-- RECORDS TO PROCESS follows --

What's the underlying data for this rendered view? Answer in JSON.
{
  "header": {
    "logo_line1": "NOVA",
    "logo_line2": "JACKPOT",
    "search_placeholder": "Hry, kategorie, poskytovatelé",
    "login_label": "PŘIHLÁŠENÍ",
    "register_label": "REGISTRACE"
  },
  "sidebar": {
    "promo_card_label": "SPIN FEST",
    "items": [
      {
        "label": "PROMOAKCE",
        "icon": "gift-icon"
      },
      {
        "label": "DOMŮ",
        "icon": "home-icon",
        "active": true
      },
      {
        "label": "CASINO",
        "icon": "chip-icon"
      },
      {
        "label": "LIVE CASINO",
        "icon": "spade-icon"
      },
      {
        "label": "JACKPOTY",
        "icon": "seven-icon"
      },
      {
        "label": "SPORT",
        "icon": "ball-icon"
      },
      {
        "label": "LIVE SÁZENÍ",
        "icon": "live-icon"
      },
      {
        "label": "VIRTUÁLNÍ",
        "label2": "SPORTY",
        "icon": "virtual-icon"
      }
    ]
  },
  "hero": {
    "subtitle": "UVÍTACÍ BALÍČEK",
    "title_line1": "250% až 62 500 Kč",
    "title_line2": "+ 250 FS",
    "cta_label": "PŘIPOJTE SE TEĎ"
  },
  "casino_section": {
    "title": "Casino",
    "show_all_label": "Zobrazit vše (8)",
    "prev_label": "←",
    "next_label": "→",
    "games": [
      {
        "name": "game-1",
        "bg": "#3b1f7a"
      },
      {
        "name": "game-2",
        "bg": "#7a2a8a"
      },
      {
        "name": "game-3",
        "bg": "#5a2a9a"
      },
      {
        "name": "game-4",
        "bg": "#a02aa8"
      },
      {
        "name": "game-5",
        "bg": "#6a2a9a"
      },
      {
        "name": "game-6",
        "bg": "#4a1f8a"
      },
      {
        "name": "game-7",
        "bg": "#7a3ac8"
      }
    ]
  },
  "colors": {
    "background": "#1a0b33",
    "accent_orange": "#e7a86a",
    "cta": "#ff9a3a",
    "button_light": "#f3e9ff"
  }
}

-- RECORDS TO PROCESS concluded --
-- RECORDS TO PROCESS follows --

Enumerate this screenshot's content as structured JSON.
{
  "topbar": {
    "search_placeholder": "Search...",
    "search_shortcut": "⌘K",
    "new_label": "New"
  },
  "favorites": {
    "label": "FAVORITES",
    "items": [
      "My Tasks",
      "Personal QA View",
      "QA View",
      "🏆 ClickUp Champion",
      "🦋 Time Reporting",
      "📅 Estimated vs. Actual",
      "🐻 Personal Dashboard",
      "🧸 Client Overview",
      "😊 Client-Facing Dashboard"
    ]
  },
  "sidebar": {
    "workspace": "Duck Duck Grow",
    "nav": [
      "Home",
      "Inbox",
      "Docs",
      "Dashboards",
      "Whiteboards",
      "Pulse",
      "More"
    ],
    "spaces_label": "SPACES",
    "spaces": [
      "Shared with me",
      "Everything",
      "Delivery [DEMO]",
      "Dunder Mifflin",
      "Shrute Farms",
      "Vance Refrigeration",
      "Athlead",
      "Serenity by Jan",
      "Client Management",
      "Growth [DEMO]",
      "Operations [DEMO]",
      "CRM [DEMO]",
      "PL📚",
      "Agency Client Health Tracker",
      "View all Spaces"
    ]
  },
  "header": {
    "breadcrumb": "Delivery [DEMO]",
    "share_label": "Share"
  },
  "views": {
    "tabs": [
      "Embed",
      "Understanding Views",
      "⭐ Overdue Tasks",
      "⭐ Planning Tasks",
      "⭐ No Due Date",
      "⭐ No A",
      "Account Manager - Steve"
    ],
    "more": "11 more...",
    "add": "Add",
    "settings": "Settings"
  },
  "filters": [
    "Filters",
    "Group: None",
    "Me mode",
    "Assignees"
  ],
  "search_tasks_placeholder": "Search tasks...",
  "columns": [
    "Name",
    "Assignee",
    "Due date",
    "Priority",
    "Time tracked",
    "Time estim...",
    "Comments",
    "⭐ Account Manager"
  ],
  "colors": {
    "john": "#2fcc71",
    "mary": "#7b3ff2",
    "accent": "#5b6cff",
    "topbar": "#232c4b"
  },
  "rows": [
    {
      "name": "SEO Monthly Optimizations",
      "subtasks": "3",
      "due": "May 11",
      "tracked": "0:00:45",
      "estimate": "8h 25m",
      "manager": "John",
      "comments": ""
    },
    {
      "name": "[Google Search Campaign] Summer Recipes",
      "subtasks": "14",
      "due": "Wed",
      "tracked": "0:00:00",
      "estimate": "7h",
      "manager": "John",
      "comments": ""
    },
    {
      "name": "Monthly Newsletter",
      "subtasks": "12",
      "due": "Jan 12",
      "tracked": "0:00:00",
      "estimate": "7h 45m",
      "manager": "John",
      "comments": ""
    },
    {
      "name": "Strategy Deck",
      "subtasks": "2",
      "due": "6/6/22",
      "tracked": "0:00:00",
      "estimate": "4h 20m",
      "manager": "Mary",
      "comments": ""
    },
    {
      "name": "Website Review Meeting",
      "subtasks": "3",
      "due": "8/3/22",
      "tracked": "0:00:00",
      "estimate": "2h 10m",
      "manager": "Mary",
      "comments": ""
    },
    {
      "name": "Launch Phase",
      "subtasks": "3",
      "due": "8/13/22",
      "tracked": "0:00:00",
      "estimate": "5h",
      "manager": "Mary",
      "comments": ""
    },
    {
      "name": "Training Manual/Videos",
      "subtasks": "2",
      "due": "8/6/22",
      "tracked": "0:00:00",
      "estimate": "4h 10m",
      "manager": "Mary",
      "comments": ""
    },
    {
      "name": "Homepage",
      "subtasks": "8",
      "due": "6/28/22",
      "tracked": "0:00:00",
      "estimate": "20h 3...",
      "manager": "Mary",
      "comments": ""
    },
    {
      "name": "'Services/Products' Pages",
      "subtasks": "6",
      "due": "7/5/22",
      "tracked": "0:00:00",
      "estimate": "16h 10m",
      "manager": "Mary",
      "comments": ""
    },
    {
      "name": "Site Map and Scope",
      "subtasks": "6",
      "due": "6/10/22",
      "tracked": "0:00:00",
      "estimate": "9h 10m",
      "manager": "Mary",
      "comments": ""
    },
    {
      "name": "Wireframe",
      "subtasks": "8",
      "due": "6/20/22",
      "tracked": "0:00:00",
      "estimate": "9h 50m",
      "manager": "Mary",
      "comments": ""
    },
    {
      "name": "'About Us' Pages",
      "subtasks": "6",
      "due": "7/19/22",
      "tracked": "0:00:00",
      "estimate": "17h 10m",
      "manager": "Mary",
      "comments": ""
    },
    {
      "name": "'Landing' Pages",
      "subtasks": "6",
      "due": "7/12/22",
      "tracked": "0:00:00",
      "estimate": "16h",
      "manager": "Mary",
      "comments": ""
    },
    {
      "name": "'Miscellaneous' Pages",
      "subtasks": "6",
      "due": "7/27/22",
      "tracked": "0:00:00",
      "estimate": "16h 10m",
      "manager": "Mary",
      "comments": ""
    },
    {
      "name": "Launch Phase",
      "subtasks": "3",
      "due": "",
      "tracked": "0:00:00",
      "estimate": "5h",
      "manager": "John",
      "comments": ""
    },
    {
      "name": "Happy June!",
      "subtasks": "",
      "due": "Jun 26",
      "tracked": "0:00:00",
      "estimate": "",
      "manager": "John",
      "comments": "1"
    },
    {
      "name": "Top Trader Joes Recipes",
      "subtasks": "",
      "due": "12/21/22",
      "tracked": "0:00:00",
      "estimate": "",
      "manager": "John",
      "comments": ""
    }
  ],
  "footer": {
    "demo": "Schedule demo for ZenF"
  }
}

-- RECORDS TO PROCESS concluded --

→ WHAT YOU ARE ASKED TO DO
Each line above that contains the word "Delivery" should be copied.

→ SOLVED EXERCISE
      "Delivery [DEMO]",
    "breadcrumb": "Delivery [DEMO]",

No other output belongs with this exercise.